As I reflect on Women’s History Month, I wish I had met and been able to talk to my grandmothers. They were born around the turn of the last century and passed away long before I was born in the late 1960s.
From the stories passed down from my parents, aunts and uncles, my grandmothers were strong, stoic, and determined women who endured great hardship, made sacrifices, and cared of their large families during a difficult time in U.S. history.
Both my grandmothers saw most of their sons head off to war in Europe and Asia during the Second World War.
Below is an excerpt from chapter 6 of my book Strong Words and Simple Truths: The Courage to Communicate. The theme of the chapter is Veterans and Remembrance- The Strong Man.
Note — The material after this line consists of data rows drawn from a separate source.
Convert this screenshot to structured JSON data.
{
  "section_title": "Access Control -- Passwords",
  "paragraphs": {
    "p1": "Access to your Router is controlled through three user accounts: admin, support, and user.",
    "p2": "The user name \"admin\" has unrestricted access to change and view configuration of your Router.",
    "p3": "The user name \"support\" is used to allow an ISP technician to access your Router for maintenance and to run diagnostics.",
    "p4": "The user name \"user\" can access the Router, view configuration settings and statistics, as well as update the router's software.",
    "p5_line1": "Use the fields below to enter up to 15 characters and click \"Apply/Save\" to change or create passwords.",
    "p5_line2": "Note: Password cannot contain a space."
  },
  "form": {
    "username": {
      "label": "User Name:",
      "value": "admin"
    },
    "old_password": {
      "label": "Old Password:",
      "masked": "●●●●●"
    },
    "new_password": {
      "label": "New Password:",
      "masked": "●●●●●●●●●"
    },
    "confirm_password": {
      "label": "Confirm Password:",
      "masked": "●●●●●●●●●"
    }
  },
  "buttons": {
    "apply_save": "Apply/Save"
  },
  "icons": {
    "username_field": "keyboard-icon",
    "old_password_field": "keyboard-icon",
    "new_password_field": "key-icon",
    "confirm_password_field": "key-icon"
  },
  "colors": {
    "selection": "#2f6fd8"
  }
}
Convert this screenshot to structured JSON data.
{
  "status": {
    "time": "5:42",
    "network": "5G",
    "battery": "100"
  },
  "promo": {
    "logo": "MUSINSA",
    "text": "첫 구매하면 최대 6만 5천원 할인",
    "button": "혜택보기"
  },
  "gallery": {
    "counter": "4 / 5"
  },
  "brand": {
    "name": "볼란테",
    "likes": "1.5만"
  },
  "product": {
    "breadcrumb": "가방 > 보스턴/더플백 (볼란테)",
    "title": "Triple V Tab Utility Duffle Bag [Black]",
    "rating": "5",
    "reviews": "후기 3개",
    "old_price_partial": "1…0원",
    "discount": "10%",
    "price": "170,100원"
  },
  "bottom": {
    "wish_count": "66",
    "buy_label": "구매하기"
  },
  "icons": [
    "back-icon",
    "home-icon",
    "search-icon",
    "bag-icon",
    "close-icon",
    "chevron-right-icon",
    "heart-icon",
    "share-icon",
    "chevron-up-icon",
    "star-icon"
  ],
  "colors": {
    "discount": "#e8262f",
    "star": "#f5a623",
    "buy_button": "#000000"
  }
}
“The first veterans I admired were my father, uncles, and cousins that served in the U.S. Military. Most of them, my dad included, were deployed across the globe to fight for freedoms during World War II. Their strength and resolve inspired me to become a leader and a servant to others. They were my role models of what it meant to be an American.
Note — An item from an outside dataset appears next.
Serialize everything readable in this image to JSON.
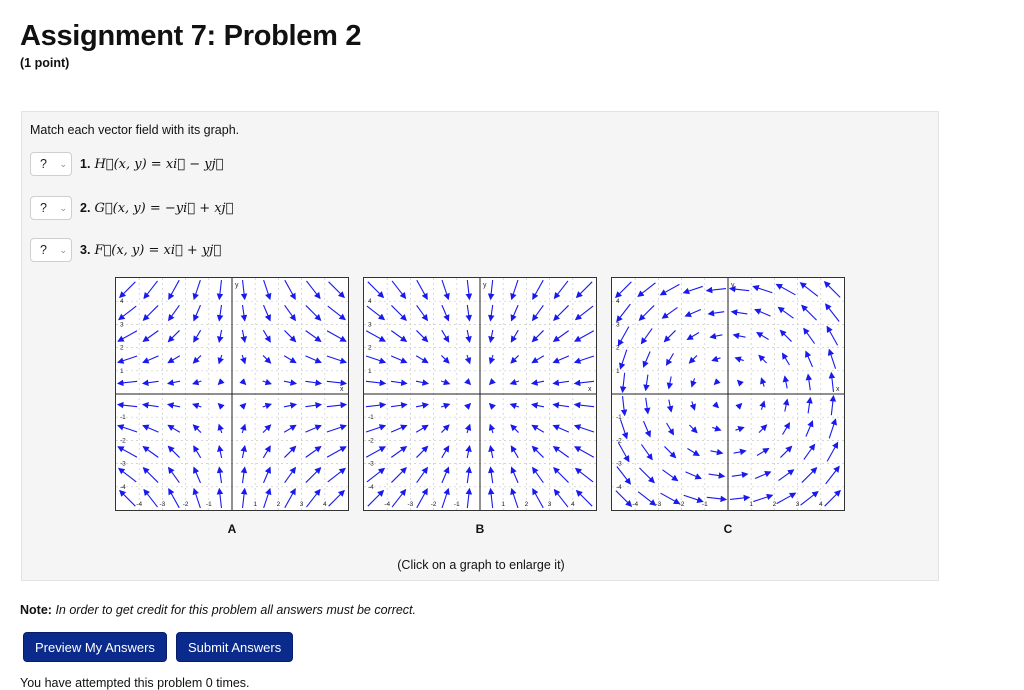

The idea of selfless service was instilled in me at an early age as I watched my parents and my dear cousins Joey, Patty, and Richie, volunteer for countless events at the local Veterans of Foreign Wars (VFW). Although my small hometown was only a few square miles, it was home to not one but two veteran organizations—The American Legion and the VFW. Every year when I was growing up, our town would have a Memorial Day parade that concluded at one of these two posts. In my family, Memorial Day was a special day marked by a solemn remembrance ceremony in the local cemetery.
My time on active duty in the U.S. Army in the early 1990s was relatively short and painless, but it left a lasting imprint on my perspective, leadership style, and values.
The veterans I have encountered have a strong sense of integrity and commitment to their families, friends, and community. They are a tough and resilient lot who are some of the most kind, generous, and boisterous people I know. “
Why did I join the US Army?
I’m not sure what possessed me to wander into the Army ROTC building on the college campus of Rutgers University at the end of my freshman year, but I filled out an application for an ROTC scholarship on the spot and quickly received word that I’d been accepted into the program that would commission me as a 2nd Lieutenant once I graduated. I didn’t tell my parents what I was doing until after I was accepted. They were both excited and happy for me. I was the 4th out of 5 children and the only one to graduate college and serve in the military. My strong, supportive mother, who was a civilian, inspired and motivated me to reach for the stars.
Looking back, I think there were three primary reasons why I signed up for military service in 1986. One was to help my parents with the cost of my college education, the second was my desire to see the world, and third was the sense of duty to my country that my family instilled in me.
I served as a Signal Platoon Leader with the 1st Cav Division during the Gulf War and spent 10 months in the middle of nowhere in northern Saudi Arabia and southern Iraq. My platoon consisted of 70 soldiers and our mission was to establish mobile communications for the tanks and command Humvees in the division.
What is important to me now?
Assisting and advocating for our veterans, like my parents did, has been my top priority for last 30 years. The incredible amount of civilian support I received made my transition out of the military easier and less traumatic. Positive veteran champions surrounded me and gave me the encouragement and tools I needed to succeed in my corporate career. Having employers that understood, appreciated, and leveraged my military skills truly helped to enhance and propel my business advancement.
I continue to be active in veteran organizations like the American Legion where I strive to keep my parent’s sense of Selfless Service alive in the community.
Supporting companies like Vanguard Veteran whose mission to equip civilians to become veteran champions is important to me as I look to expand my involvement in community and veteran outreach programs.
Now, more than ever, it is vital that we remember and honor those who have come before us and sacrificed for our rights and our freedom. I am sure that my grandmothers and my parents would be smiling with approval.